With the rise of Gen Z in the last decade, thrift shopping has come to the fore in India. While some may perceive it as a Western import, India has a deep-rooted tradition of street shopping and bustling haats where secondhand clothing has thrived for generations.
While thrifting has gained popularity in recent years, it is important to note that the traditional forms of thrifting and second-hand culture in India continue to coexist.
Throughout history, secondhand clothing in India was often relegated to the lower classes and castes. It bore the burden of social stigma, as the upper class abstained from wearing used garments. The division was not merely based on economic disparities but also influenced by notions of purity and class privilege. The elites sought new and exclusive clothing, distancing themselves from the perceived impurity associated with secondhand attire. The upper classes looked down upon this practice, associating it with lower social status and considering it unfit for their own consumption. Thrifting was thus overlooked as a legitimate choice in the realm of fashion and lifestyle.
However, India's vibrant street markets and haats have long been centres of trade for pre-owned clothing. These bustling bazaars facilitated the flow of fashion items, showcasing the resilience of a thrift culture deeply embedded in Indian society. Due to the emergence of thrift culture, what was once considered a symbol of economic limitations has now become a thriving industry and perhaps even a catalyst for change.
There has been a culture of hand-me-downs that is predominant in most cultures, mostly circulated within the family. Hand-me-downs allow families to save money and maintain a connection with their heritage.
Moreover, In India due to the hierarchy of caste and classes, it is always seen as a form of charity of the upper castes towards the lower classes working for them.
So, what changed? What has prompted the recent shift in perception towards thrifting in India?
In India, trends and cultural practices are often shaped and dictated by the upper caste and class, creating a dynamic where their preferences and choices dominate the mainstream. A similar pattern emerged with the rise of thrifting, as upper-caste individuals took the position of trend makers and redefined the perception of secondhand clothing. Although thrifting was historically practised by lower castes and classes and discouraged by the upper classes, it has now been claimed as a proud and sustainable practice by the upper castes.

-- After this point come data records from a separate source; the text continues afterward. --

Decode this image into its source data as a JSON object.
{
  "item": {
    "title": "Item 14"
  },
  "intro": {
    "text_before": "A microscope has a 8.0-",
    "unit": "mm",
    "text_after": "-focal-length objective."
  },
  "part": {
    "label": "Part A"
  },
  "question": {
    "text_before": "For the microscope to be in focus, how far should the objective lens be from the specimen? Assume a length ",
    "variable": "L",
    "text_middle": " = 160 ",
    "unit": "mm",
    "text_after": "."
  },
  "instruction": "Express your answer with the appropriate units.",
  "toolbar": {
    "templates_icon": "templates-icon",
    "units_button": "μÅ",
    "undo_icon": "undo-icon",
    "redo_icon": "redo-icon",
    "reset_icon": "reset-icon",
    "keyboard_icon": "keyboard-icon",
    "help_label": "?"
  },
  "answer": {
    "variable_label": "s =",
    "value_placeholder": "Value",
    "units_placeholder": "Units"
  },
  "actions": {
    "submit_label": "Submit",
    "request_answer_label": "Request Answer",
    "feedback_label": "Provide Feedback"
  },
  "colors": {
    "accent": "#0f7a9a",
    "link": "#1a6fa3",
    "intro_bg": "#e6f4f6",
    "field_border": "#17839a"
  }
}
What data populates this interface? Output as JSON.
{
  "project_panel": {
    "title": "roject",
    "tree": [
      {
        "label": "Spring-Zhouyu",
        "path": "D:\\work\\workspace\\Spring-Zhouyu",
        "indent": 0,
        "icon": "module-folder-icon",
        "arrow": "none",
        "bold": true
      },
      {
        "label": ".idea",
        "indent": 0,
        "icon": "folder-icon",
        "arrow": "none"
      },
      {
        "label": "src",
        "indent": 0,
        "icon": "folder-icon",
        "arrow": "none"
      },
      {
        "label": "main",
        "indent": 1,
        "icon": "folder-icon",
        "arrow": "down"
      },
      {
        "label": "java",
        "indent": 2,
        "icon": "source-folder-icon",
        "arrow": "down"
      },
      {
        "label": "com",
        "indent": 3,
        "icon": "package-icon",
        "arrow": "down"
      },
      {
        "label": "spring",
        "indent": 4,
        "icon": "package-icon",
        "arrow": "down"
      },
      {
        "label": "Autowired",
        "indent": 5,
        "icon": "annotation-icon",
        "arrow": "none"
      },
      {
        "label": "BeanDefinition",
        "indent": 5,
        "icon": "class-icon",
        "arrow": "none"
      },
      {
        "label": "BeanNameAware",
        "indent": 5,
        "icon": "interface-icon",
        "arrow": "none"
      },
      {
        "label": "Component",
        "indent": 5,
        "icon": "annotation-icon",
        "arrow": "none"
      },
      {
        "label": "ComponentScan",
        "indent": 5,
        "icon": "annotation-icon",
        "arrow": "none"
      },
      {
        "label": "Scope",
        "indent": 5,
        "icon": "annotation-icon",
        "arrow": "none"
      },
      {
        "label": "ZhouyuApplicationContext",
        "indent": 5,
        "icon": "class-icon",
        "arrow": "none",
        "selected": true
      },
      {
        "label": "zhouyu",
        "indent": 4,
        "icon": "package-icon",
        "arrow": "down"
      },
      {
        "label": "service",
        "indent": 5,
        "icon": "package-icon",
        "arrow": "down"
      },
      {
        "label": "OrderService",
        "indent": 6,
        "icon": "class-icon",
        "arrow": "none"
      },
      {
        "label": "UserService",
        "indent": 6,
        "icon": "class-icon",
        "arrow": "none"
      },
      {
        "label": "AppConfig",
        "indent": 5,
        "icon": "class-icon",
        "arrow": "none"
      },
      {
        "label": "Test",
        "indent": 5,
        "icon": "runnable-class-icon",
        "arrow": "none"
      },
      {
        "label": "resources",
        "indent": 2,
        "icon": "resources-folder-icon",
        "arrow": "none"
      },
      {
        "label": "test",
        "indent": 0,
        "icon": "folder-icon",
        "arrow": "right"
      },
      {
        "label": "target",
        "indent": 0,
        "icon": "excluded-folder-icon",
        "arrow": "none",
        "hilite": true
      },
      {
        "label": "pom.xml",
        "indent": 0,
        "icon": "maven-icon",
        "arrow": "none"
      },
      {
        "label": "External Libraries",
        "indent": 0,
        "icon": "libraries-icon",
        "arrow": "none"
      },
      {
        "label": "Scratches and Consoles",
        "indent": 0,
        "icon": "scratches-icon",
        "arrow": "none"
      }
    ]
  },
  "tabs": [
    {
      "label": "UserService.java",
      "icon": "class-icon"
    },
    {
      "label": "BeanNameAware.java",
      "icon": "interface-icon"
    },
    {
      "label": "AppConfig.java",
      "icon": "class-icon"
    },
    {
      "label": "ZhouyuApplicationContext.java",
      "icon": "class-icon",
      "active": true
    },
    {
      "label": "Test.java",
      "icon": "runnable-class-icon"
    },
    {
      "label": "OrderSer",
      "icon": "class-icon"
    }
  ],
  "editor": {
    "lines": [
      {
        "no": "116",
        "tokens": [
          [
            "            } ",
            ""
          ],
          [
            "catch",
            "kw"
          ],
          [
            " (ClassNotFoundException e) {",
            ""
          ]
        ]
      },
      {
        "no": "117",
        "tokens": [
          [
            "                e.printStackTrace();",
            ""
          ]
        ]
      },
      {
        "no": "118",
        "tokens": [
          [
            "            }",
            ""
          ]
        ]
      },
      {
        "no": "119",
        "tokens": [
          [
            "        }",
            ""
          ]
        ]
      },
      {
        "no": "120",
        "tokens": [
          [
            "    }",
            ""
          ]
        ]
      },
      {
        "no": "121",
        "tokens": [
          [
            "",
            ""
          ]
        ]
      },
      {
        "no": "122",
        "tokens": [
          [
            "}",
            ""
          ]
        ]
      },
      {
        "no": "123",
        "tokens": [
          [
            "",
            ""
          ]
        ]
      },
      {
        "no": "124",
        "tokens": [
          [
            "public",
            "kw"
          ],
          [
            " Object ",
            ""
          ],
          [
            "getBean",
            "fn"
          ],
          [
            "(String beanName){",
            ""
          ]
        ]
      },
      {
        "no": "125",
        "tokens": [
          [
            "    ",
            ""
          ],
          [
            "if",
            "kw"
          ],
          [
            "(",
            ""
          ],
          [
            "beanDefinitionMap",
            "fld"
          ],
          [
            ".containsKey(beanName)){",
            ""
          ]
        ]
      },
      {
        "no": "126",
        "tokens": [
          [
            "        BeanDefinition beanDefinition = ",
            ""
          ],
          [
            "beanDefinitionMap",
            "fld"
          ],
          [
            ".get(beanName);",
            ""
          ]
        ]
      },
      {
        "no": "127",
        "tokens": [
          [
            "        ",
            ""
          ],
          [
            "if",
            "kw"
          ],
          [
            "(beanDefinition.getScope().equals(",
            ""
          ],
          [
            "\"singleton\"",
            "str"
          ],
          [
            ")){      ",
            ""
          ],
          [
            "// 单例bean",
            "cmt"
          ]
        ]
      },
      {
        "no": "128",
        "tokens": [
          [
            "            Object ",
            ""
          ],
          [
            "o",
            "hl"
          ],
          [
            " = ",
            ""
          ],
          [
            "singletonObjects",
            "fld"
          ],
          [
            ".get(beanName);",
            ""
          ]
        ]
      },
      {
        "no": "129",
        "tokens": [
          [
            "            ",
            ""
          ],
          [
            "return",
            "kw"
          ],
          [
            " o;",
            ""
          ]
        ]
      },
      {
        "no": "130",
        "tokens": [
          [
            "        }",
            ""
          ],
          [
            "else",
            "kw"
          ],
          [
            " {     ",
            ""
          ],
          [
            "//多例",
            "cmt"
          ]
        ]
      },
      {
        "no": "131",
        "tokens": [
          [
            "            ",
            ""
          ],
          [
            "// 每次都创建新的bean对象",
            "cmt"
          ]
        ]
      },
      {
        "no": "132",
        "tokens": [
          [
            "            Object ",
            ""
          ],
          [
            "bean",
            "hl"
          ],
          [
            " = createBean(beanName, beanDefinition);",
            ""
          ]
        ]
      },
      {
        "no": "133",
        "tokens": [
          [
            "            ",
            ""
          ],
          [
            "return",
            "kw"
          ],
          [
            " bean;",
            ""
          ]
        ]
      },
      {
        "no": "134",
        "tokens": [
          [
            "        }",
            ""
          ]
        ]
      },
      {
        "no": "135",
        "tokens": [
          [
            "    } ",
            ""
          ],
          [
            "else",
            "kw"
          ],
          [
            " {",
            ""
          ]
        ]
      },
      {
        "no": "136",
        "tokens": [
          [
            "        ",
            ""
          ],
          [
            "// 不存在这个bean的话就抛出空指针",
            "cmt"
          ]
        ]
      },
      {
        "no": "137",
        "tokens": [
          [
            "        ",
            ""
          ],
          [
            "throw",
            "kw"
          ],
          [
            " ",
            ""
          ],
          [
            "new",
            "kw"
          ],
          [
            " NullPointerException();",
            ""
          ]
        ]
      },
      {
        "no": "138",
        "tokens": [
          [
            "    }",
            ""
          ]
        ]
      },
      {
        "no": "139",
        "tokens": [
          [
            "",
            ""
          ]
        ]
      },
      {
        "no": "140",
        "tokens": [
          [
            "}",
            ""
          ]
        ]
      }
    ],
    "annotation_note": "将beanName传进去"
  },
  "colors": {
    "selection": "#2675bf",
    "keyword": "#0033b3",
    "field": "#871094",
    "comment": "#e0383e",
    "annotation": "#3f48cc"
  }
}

One of the significant changes brought about by the thrifting revolution is a shift in perception. Thrifting, which was once associated with lower-income segments or considered a last resort, has now become a trend embraced by people from various socioeconomic backgrounds. The stigma surrounding second-hand items has diminished, and thrifting is now seen as a fashionable and sustainable choice.
As thrifting gained recognition globally for its sustainability and eco-conscious nature, upper-caste individuals in India began to embrace the practice. With their social influence and economic power, they started to reshape the perception of secondhand clothing. As trendsetters, they brought thrifting into the mainstream by endorsing its benefits and incorporating it into their own wardrobes. This shift in attitude had a profound impact on how thrifting was perceived in Indian society.
By associating thrifting with environmental consciousness and responsible consumption, they turned it into a virtue and a symbol of progressive lifestyle choices; allowing upper-caste individuals to take pride in their thrifting practices and freeing them from the social stigma it previously came with.
On the other hand, the increasing popularity of second-hand clothes has led to a shift in the industry's dynamics. As independent vintage and thrift stores cater to a more affluent market, prices have risen. This pricing trend presents a significant barrier to access for lower-income earners who rely on the affordability of second-hand items. The industry, once seen as an inclusive alternative, risks excluding those who depend on it the most, thereby widening socio-economic disparities in fashion consumption.
The upper caste's embrace of thrifting represents a reappropriation of a practice historically associated with lower caste and classes. By adopting thrifting and positioning it as a trendy and sustainable choice, the upper caste individuals are claiming this cultural space and asserting their dominance as trend makers. This dynamic reinforces existing power structures, where practices associated with lower castes are often dismissed until they are embraced and endorsed by the upper castes.
While the upper caste's involvement in promoting thrifting has played a crucial role in transforming its perception, it is essential to acknowledge the historical practices and contributions of the lower caste and classes. There is a need for broader representation and recognition of the role they played in popularising thrifting before it gained mainstream acceptance. By acknowledging their contributions, we can challenge the power dynamics and ensure a more inclusive narrative that encompasses diverse voices and experiences.